• YOUR TASK: Some lines of the records below include the word "JSON". Report how many, and write nothing besides the number.

[Stored items]

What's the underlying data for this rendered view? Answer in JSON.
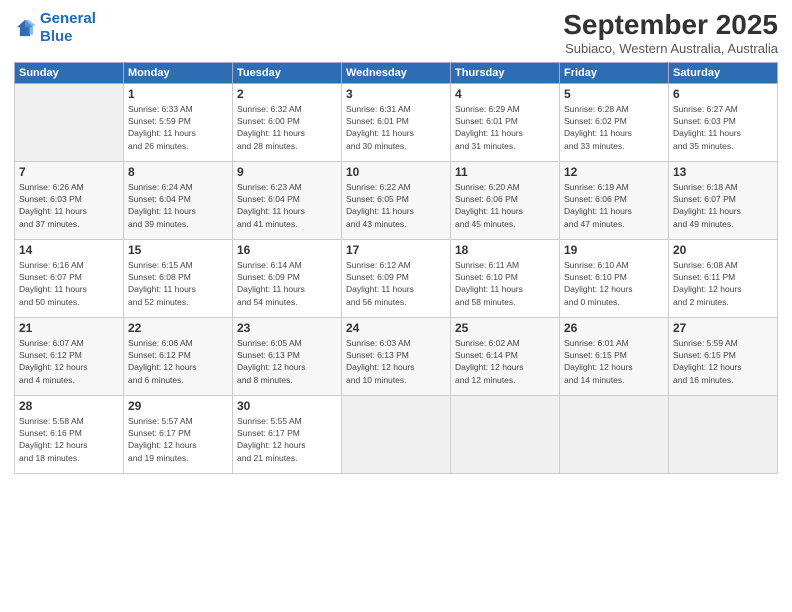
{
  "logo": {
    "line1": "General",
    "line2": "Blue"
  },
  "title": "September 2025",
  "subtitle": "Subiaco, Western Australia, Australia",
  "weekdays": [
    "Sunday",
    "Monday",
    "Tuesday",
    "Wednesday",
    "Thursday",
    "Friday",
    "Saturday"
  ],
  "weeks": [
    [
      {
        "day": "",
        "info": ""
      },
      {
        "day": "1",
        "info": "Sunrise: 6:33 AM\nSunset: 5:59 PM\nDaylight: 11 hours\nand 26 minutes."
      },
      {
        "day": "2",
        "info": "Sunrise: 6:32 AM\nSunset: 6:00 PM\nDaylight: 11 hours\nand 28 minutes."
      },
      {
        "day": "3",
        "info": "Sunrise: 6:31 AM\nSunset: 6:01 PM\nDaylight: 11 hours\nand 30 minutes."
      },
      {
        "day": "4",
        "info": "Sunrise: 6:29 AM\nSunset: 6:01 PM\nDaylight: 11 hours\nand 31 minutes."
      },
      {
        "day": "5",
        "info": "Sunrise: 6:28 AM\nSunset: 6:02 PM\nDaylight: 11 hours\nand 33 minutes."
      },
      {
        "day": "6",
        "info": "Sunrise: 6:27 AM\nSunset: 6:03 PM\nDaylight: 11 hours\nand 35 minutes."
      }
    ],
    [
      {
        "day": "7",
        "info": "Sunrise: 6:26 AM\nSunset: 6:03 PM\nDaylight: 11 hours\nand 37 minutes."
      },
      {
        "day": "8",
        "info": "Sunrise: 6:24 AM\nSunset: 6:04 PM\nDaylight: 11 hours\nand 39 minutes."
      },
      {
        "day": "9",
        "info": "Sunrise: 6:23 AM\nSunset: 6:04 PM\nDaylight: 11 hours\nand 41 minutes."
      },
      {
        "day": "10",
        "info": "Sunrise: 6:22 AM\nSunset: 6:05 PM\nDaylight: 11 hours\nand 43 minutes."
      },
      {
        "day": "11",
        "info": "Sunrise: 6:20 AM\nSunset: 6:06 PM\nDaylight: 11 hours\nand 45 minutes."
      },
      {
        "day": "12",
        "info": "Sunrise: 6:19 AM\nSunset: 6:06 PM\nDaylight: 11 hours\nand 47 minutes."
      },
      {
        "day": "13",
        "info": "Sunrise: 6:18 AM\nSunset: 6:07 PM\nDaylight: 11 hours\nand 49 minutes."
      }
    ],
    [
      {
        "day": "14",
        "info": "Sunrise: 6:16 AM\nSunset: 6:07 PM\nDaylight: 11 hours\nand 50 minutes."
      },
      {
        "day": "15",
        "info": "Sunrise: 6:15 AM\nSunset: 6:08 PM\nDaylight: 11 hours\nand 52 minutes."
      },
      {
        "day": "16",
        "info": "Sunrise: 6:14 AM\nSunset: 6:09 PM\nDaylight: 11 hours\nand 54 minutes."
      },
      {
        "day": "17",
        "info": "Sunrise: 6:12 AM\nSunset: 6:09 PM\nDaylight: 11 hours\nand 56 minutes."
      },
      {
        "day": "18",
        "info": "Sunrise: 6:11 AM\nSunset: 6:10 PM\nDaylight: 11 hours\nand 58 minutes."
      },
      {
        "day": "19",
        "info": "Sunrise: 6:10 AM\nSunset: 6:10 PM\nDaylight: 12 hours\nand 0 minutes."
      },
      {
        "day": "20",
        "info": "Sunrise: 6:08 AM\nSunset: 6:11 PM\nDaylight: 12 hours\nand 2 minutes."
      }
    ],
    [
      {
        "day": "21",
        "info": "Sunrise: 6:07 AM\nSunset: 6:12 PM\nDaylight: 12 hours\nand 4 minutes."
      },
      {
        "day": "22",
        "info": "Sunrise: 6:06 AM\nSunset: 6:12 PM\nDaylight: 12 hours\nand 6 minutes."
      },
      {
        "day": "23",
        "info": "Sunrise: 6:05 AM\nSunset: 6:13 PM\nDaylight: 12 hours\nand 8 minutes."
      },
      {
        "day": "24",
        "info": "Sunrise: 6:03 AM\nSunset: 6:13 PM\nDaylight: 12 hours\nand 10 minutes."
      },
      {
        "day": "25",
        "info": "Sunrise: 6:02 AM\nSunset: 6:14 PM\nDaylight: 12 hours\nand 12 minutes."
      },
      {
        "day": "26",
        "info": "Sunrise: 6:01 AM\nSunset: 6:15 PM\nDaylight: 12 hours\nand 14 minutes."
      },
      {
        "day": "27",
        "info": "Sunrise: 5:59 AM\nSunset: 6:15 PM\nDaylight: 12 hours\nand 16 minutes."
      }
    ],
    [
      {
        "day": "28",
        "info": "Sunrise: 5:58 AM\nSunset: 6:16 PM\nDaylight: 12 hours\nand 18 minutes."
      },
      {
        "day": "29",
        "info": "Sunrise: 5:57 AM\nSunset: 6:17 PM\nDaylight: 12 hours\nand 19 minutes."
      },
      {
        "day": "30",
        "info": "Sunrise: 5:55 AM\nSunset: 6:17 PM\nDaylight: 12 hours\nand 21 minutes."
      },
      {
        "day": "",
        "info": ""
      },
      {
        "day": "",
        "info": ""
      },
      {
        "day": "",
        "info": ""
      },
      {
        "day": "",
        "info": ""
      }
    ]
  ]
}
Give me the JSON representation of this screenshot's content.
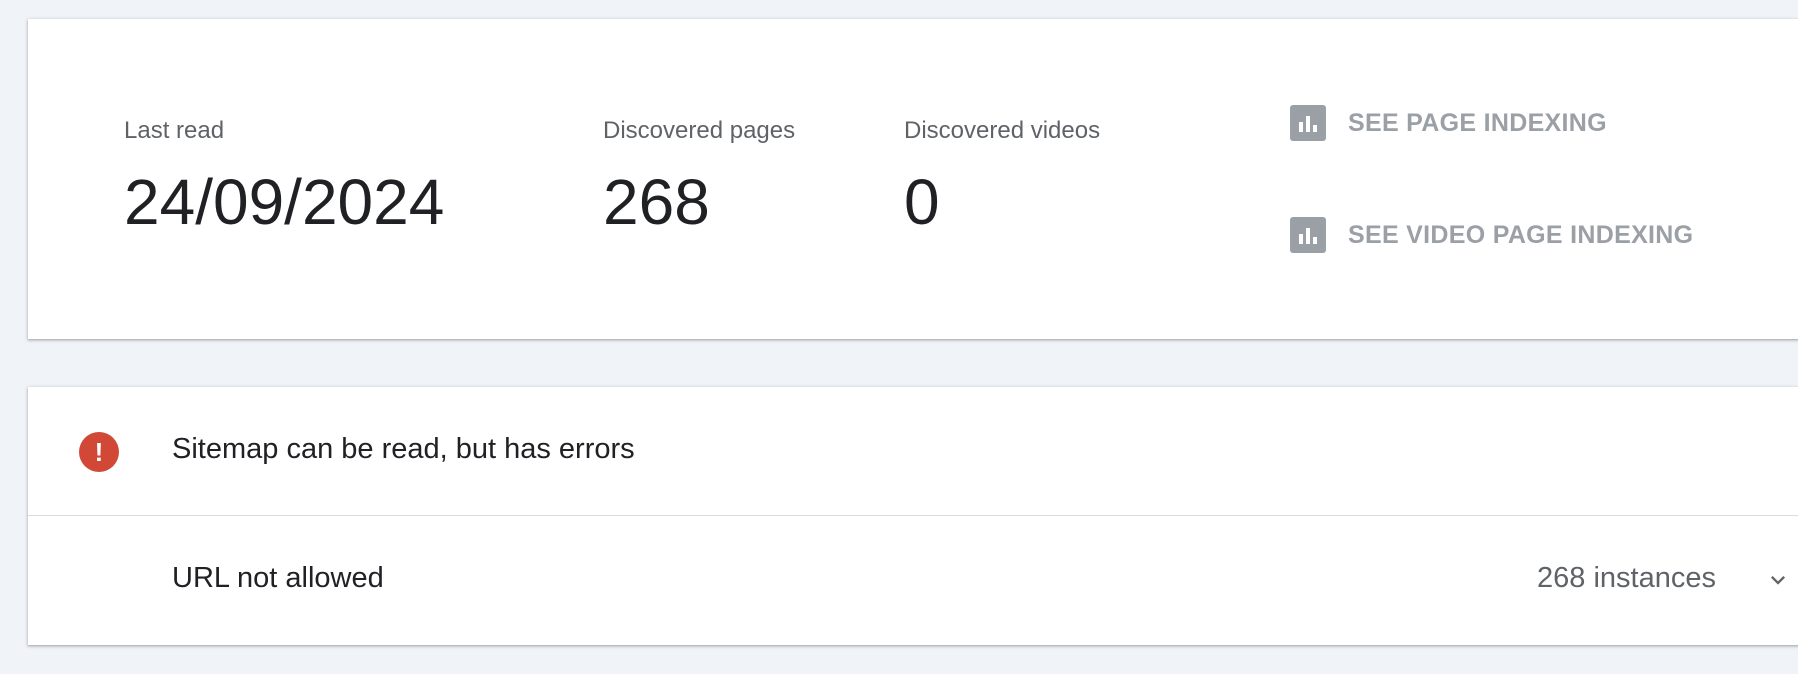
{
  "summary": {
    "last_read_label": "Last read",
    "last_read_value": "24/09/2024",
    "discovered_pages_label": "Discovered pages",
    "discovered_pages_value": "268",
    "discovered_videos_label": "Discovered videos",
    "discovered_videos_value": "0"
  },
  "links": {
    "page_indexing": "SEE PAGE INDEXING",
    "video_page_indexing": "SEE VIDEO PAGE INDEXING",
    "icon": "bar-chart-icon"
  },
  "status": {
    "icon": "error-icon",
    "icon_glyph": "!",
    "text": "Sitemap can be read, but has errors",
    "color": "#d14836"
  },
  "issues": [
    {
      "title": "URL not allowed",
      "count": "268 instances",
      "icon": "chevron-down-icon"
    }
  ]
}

• WRITTEN SOLUTION: 2